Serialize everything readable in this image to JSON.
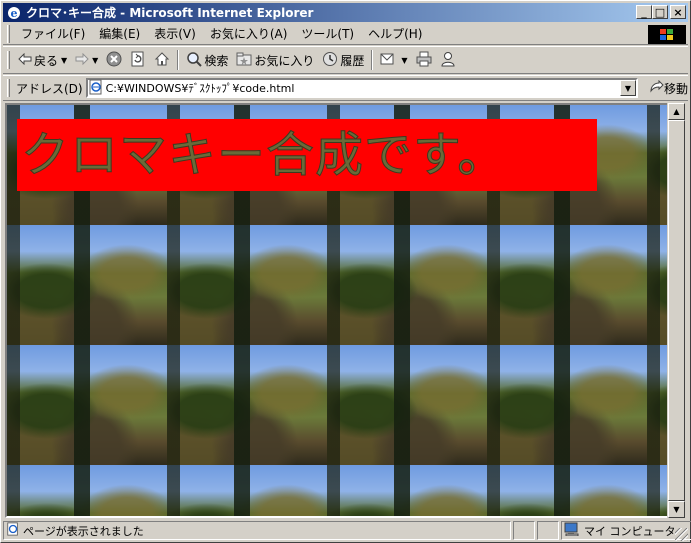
{
  "window": {
    "title": "クロマ･キー合成 - Microsoft Internet Explorer",
    "minimize": "_",
    "maximize": "□",
    "close": "×"
  },
  "menu": {
    "items": [
      "ファイル(F)",
      "編集(E)",
      "表示(V)",
      "お気に入り(A)",
      "ツール(T)",
      "ヘルプ(H)"
    ]
  },
  "toolbar": {
    "back": "戻る",
    "search": "検索",
    "favorites": "お気に入り",
    "history": "履歴"
  },
  "address": {
    "label": "アドレス(D)",
    "url": "C:¥WINDOWS¥ﾃﾞｽｸﾄｯﾌﾟ¥code.html",
    "go": "移動"
  },
  "page": {
    "banner_text": "クロマキー合成です。"
  },
  "status": {
    "message": "ページが表示されました",
    "zone": "マイ コンピュータ"
  },
  "colors": {
    "titlebar_start": "#0a246a",
    "titlebar_end": "#a6caf0",
    "banner_bg": "#ff0000",
    "chrome": "#d4d0c8"
  }
}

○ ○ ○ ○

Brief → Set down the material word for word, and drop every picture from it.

Answer to this problem →
Serialize everything readable in this image to JSON.
{
  "window": {
    "title": "クロマ･キー合成 - Microsoft Internet Explorer",
    "minimize": "_",
    "maximize": "□",
    "close": "×"
  },
  "menu": {
    "items": [
      "ファイル(F)",
      "編集(E)",
      "表示(V)",
      "お気に入り(A)",
      "ツール(T)",
      "ヘルプ(H)"
    ]
  },
  "toolbar": {
    "back": "戻る",
    "search": "検索",
    "favorites": "お気に入り",
    "history": "履歴"
  },
  "address": {
    "label": "アドレス(D)",
    "url": "C:¥WINDOWS¥ﾃﾞｽｸﾄｯﾌﾟ¥code.html",
    "go": "移動"
  },
  "page": {
    "banner_text": "クロマキー合成です。"
  },
  "status": {
    "message": "ページが表示されました",
    "zone": "マイ コンピュータ"
  },
  "colors": {
    "titlebar_start": "#0a246a",
    "titlebar_end": "#a6caf0",
    "banner_bg": "#ff0000",
    "chrome": "#d4d0c8"
  }
}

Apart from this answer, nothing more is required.